Then there’s Brad Hodder, swaggering his way through the role of Thom in the manner of someone who has just exited the latest trendy coffee bar. Hodder has a natural exuberance that suits the character and he deftly bridges the latter’s transition to defeat and desperation. But although his presence certainly makes an essential contribution to the play’s preoccupation with Elizabeth’s virginity (or possibly her loss of it) this version of Thom Seymour doesn’t convey much of the charisma of the historical figure, a man with a reputation in Tudor times of being irresistible to women. In brief, where is Stewart Granger when we need him? Furthermore, are we really seeing that much chemistry in his scenes with Bahia Watson’s Bess?

As for Watson, she can be a captivating presence on stage, and a key fascination of Hennig’s play comes from those moments when the sharp-witted young Elizabeth employs all her teen-age wiles to confound her interrogators and save her skin. These passages are reminiscent of some of the finest moments of Robert Bolt’s A Man For All Seasons, when Sir Thomas More confronts those who seek to destroy him, but is their potential fully realized at Stratford? Elizabeth l was a strong ruler but an enigmatic figure, and it is the enigma that tantalizes in the text of this play. Was this 15-year-old princess a total innocent in the scandal surrounding Thom Seymour? Or was she complicit? And what was the true nature of her relationship with him? Was it just an affectionate flirtation, or something more?

The text suggests a complexly drawn characterization, so Watson needs to allow the role to breathe. That means slowing down instead of being allowed to carry on at some moments like a shrill chatterbox whose speeches sometimes degenerate into garble. There’s a substantial performance lurking here — it just needs the right kind of release.

That leaves Sara Farb as Mary Tudor. This is the future Bloody Mary: wise to the ways of the world, sardonic in her wit, privately seething over the treatment of her mother Katherine of Aragon, Henry’s first wife, quietly biding her time as she draws nearer to the throne, and engaged in an edgy relationship with her half-sister, Bess. Farb’s detailed and knowing portrayal of Mary is the best of the evening, and her scenes with Bahia Watson’s Elizabeth the most fascinating. It’s with moments like these that you realize the full power of Hennig’s play.

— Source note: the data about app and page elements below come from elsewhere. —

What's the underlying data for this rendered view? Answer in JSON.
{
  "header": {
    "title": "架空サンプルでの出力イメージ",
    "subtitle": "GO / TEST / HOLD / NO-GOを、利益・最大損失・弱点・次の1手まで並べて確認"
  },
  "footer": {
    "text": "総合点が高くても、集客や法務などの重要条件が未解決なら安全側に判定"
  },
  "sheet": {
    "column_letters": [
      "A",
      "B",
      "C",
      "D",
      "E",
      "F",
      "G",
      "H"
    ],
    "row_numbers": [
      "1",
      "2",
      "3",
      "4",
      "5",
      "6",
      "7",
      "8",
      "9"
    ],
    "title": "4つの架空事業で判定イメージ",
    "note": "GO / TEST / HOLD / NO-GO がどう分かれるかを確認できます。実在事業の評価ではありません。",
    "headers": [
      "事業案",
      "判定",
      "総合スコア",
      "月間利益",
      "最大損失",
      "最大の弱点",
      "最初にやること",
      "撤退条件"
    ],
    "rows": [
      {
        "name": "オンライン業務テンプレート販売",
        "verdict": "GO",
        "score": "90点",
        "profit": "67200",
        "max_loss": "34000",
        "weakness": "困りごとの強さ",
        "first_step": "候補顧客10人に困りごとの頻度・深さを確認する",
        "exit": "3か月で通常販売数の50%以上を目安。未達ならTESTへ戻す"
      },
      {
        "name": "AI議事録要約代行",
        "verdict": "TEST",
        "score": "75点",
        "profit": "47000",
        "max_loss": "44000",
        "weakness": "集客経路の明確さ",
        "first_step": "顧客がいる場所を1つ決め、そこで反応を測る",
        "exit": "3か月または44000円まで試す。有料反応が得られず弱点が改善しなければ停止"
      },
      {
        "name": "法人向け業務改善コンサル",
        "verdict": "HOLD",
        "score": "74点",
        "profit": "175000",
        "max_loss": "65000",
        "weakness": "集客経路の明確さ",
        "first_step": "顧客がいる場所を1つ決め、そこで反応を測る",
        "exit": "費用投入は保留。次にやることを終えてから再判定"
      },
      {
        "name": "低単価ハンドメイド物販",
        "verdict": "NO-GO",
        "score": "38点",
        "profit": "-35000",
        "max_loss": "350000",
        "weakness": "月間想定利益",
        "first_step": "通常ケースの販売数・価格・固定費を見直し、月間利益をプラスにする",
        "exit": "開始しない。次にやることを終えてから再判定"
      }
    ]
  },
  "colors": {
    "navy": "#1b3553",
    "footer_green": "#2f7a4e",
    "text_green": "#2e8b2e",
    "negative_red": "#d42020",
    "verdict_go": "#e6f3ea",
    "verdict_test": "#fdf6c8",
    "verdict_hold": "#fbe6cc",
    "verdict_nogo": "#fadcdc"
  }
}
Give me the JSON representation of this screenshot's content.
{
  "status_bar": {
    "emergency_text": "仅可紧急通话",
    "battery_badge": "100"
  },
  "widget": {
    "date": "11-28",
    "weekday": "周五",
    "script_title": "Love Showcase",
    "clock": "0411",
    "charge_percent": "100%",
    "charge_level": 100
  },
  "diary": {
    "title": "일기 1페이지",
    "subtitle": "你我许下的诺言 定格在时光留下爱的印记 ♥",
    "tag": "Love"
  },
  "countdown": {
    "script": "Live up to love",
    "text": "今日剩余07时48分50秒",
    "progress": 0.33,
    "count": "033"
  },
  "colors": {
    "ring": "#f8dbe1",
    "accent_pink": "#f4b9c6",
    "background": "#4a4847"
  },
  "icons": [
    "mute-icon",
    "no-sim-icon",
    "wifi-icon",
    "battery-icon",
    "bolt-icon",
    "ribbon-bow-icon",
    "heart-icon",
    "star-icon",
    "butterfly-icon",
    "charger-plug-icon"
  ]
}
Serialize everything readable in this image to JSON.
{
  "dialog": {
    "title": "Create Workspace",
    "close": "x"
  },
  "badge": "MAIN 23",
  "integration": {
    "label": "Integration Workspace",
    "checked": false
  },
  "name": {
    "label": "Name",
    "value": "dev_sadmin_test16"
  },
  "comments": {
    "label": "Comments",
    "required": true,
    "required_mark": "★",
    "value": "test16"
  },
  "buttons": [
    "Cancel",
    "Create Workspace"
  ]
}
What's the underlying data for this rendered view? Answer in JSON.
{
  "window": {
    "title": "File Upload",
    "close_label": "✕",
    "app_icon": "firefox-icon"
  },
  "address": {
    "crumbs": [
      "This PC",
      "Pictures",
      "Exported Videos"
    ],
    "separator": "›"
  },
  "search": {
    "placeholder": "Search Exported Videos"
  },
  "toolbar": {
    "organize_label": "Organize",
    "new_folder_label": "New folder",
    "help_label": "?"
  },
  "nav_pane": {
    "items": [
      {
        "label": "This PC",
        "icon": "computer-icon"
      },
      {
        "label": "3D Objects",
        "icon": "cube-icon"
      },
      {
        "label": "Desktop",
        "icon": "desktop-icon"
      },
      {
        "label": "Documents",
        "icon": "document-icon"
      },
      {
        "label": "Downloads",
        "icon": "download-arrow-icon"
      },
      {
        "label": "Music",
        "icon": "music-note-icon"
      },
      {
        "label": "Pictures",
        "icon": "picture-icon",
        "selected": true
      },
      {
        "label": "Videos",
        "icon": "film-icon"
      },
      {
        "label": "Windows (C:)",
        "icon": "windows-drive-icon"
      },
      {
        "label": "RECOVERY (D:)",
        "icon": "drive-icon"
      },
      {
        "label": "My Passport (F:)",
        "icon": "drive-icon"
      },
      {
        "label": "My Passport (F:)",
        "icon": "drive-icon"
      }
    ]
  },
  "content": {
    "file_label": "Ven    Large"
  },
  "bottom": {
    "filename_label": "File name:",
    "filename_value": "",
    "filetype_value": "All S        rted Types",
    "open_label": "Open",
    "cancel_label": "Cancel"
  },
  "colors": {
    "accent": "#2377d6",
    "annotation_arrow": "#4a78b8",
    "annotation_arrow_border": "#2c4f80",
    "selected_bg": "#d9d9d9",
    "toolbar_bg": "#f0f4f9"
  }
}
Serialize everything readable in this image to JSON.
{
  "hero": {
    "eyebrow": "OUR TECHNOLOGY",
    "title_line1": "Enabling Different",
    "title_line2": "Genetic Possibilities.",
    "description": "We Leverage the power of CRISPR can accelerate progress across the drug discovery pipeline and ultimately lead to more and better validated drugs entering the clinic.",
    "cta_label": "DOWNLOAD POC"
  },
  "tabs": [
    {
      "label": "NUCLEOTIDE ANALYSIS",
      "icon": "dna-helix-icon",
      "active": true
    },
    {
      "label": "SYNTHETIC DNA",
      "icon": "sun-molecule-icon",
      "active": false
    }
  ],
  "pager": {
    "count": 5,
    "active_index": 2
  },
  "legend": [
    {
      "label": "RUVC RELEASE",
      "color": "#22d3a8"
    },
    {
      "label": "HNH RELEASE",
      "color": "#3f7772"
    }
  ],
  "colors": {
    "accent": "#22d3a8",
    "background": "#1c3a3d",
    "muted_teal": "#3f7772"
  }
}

(The Virgin Trial continues to Sept. 23. Further information at 1 800 567 1600 or